■ REQUIRED ACTION ■
What is needed is a faithful copy of all the entries, with no pictures in it.

Saved data entries

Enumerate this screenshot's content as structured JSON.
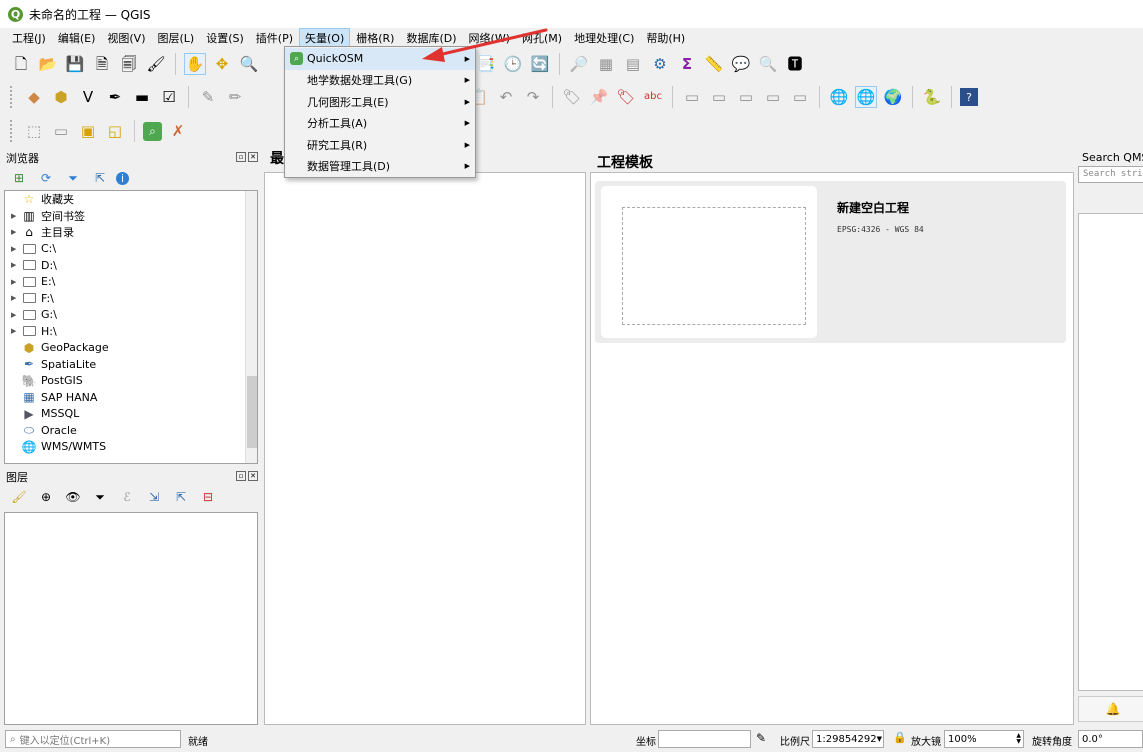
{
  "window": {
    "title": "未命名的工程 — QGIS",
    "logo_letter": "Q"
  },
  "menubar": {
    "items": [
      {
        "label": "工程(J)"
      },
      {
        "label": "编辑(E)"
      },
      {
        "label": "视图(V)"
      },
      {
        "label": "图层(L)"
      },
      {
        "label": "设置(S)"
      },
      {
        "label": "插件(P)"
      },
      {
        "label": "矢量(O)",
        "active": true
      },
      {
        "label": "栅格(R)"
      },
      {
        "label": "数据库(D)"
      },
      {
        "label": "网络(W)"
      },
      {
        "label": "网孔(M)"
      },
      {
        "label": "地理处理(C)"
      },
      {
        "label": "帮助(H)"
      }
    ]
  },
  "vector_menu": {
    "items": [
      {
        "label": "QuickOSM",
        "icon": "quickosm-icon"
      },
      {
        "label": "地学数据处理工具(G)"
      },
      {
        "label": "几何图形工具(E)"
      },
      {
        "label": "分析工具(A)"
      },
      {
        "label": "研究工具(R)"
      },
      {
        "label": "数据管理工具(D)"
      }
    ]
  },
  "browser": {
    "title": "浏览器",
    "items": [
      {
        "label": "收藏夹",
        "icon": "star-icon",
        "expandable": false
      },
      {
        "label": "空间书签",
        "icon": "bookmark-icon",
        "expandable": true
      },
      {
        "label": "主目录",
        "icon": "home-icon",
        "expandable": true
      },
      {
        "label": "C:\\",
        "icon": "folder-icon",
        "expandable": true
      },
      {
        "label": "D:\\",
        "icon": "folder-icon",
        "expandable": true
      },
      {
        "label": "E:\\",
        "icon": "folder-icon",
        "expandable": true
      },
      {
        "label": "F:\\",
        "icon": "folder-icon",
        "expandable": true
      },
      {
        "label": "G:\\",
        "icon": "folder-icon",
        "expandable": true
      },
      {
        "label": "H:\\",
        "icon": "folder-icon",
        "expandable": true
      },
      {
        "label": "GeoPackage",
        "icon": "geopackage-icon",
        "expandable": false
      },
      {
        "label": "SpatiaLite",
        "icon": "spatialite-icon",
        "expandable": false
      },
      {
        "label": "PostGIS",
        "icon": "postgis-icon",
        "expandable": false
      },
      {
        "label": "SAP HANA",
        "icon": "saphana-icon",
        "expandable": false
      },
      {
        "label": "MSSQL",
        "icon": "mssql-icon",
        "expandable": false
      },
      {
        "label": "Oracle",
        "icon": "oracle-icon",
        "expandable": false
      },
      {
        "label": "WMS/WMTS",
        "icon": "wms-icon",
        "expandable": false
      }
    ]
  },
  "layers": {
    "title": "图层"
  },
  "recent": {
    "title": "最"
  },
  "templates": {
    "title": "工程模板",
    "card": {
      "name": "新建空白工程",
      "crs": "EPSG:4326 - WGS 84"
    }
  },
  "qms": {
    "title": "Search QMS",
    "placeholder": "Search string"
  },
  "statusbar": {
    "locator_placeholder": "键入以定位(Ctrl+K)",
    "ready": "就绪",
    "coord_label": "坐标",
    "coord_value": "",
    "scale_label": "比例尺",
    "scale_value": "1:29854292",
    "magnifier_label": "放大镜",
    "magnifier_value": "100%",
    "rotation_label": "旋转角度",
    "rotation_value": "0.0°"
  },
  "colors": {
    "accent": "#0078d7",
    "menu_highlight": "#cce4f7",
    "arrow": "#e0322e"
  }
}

■ ANSWER TO THIS TASK ■
Enumerate this screenshot's content as structured JSON.
{
  "window": {
    "title": "未命名的工程 — QGIS",
    "logo_letter": "Q"
  },
  "menubar": {
    "items": [
      {
        "label": "工程(J)"
      },
      {
        "label": "编辑(E)"
      },
      {
        "label": "视图(V)"
      },
      {
        "label": "图层(L)"
      },
      {
        "label": "设置(S)"
      },
      {
        "label": "插件(P)"
      },
      {
        "label": "矢量(O)",
        "active": true
      },
      {
        "label": "栅格(R)"
      },
      {
        "label": "数据库(D)"
      },
      {
        "label": "网络(W)"
      },
      {
        "label": "网孔(M)"
      },
      {
        "label": "地理处理(C)"
      },
      {
        "label": "帮助(H)"
      }
    ]
  },
  "vector_menu": {
    "items": [
      {
        "label": "QuickOSM",
        "icon": "quickosm-icon"
      },
      {
        "label": "地学数据处理工具(G)"
      },
      {
        "label": "几何图形工具(E)"
      },
      {
        "label": "分析工具(A)"
      },
      {
        "label": "研究工具(R)"
      },
      {
        "label": "数据管理工具(D)"
      }
    ]
  },
  "browser": {
    "title": "浏览器",
    "items": [
      {
        "label": "收藏夹",
        "icon": "star-icon",
        "expandable": false
      },
      {
        "label": "空间书签",
        "icon": "bookmark-icon",
        "expandable": true
      },
      {
        "label": "主目录",
        "icon": "home-icon",
        "expandable": true
      },
      {
        "label": "C:\\",
        "icon": "folder-icon",
        "expandable": true
      },
      {
        "label": "D:\\",
        "icon": "folder-icon",
        "expandable": true
      },
      {
        "label": "E:\\",
        "icon": "folder-icon",
        "expandable": true
      },
      {
        "label": "F:\\",
        "icon": "folder-icon",
        "expandable": true
      },
      {
        "label": "G:\\",
        "icon": "folder-icon",
        "expandable": true
      },
      {
        "label": "H:\\",
        "icon": "folder-icon",
        "expandable": true
      },
      {
        "label": "GeoPackage",
        "icon": "geopackage-icon",
        "expandable": false
      },
      {
        "label": "SpatiaLite",
        "icon": "spatialite-icon",
        "expandable": false
      },
      {
        "label": "PostGIS",
        "icon": "postgis-icon",
        "expandable": false
      },
      {
        "label": "SAP HANA",
        "icon": "saphana-icon",
        "expandable": false
      },
      {
        "label": "MSSQL",
        "icon": "mssql-icon",
        "expandable": false
      },
      {
        "label": "Oracle",
        "icon": "oracle-icon",
        "expandable": false
      },
      {
        "label": "WMS/WMTS",
        "icon": "wms-icon",
        "expandable": false
      }
    ]
  },
  "layers": {
    "title": "图层"
  },
  "recent": {
    "title": "最"
  },
  "templates": {
    "title": "工程模板",
    "card": {
      "name": "新建空白工程",
      "crs": "EPSG:4326 - WGS 84"
    }
  },
  "qms": {
    "title": "Search QMS",
    "placeholder": "Search string"
  },
  "statusbar": {
    "locator_placeholder": "键入以定位(Ctrl+K)",
    "ready": "就绪",
    "coord_label": "坐标",
    "coord_value": "",
    "scale_label": "比例尺",
    "scale_value": "1:29854292",
    "magnifier_label": "放大镜",
    "magnifier_value": "100%",
    "rotation_label": "旋转角度",
    "rotation_value": "0.0°"
  },
  "colors": {
    "accent": "#0078d7",
    "menu_highlight": "#cce4f7",
    "arrow": "#e0322e"
  }
}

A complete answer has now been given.